So, which is a better business to be in between hardware and content producer? I honestly don’t know, but given the nightmare of content licenses all these tech companies are having to navigate, I have a good feeling that producing premium content might be more as appealing as getting into the hardware game. Though the markets for iPads is essentially the same age as the market for streaming video apps on such devices, the playing field among studios looks a lot more leve than having to taken on a juggernaut like Apple’s iOS devices from scratch.
You’re move, Amazon.
It’s almost embarrassing that I hadn’t tried transferring my photos off of my iPhone 4—running iOS 5— in nearly a month since upgrading. I suppose with the iCloud service, many users won’t ever have an issue with this. However, Angela and I share a iTunes account and don’t really care to have our photos doubled on one another’s computers. She doesn’t care about my goofy Instagram photos and don’t need to see the photos of some office baby shower. Therefore, we still back up our photos on our computers manually via iPhoto, or at least we’d planned to.
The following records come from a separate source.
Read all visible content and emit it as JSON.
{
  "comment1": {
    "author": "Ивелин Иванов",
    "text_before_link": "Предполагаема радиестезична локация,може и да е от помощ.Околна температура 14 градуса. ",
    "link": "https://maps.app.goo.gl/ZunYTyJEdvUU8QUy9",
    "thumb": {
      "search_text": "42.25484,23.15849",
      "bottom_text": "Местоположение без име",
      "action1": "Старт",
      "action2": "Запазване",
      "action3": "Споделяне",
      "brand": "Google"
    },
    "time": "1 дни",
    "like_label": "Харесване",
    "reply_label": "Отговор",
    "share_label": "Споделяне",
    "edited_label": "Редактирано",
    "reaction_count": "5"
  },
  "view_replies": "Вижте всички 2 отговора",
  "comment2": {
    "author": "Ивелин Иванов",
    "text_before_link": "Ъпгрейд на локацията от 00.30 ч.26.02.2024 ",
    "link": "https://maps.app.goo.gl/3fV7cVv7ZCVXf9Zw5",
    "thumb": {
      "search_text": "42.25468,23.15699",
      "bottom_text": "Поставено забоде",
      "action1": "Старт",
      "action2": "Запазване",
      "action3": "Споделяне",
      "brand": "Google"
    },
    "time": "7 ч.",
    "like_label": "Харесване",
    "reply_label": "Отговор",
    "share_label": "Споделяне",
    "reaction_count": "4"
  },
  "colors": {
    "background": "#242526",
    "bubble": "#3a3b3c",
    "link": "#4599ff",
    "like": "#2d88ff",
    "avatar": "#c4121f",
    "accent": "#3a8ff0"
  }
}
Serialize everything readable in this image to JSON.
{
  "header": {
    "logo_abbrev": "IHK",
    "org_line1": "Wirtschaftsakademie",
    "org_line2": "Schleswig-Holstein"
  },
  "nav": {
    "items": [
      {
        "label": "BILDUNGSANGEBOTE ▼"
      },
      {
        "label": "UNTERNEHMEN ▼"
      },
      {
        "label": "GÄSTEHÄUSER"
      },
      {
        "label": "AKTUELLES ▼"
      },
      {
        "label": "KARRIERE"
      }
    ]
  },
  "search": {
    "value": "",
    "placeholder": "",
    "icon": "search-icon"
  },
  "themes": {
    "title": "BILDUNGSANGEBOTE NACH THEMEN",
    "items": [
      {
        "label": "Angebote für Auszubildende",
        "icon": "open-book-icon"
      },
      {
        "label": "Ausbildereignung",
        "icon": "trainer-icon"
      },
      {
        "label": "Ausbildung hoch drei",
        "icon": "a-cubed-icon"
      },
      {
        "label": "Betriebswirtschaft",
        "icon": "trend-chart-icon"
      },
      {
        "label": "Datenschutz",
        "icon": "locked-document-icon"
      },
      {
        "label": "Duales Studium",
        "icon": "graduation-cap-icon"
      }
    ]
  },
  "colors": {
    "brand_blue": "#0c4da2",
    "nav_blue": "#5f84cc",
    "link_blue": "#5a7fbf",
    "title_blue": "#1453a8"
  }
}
When we plugged our phones into our computers today, we realized that the iPhone device or camera roll weren’t showing up in iTunes. Even checking the Image Capture on the mac didn’t show the camera. After some hunting around, I finally found the solution. It’s not one I would have ever thought to do and it really strikes me as odd that Apple didn’t hammer this out already with all the other upgrades required for using iOS 5.
To get iPhoto to recognize your iOS 5 device, do the following:
- Eject your iPhone or iPad if it is connected.
Using Finder and select the iPhoto Library file in the Pictures folder in your home directory.
Right click and select Show Package Contents from the pop-up menu.
The internal folder structure of the file is displayed.
Tip: It may be helpful display items in a list, as there are quite a few files in the iPhoto Library.
(Optional) Right click on the folder named iPod Photo Cache and select Compress “iPod Photo Cache” from the pop-up menu.
This will give you a back up copy, in case something should go wrong. However, this is an automatically generated folder so you really shouldn’t lose anything.
- Right click on the folder named iPod Photo Cache and select Move to Trash.
Reconnect your iPhone or iPad to your computer
You should see the device appear in iPhoto, where you can import photos and videos as with previous version of iOS.
If you happen to still have the contents of the iPhoto Library still showing in Finder, you’ll notice that the folder you just deleted gets generated using the new database structure used in iOS 5.
According to Royalwise Solutions, this issue stems from a change in the database used by iOS versions 2 through 4.3.3 is no longer used in iOS 5.0. Thanks to them for providing the details on how to fix this issue. Easy solution but not something most users are likely to figure out on their own (I know I couldn’t, anyway).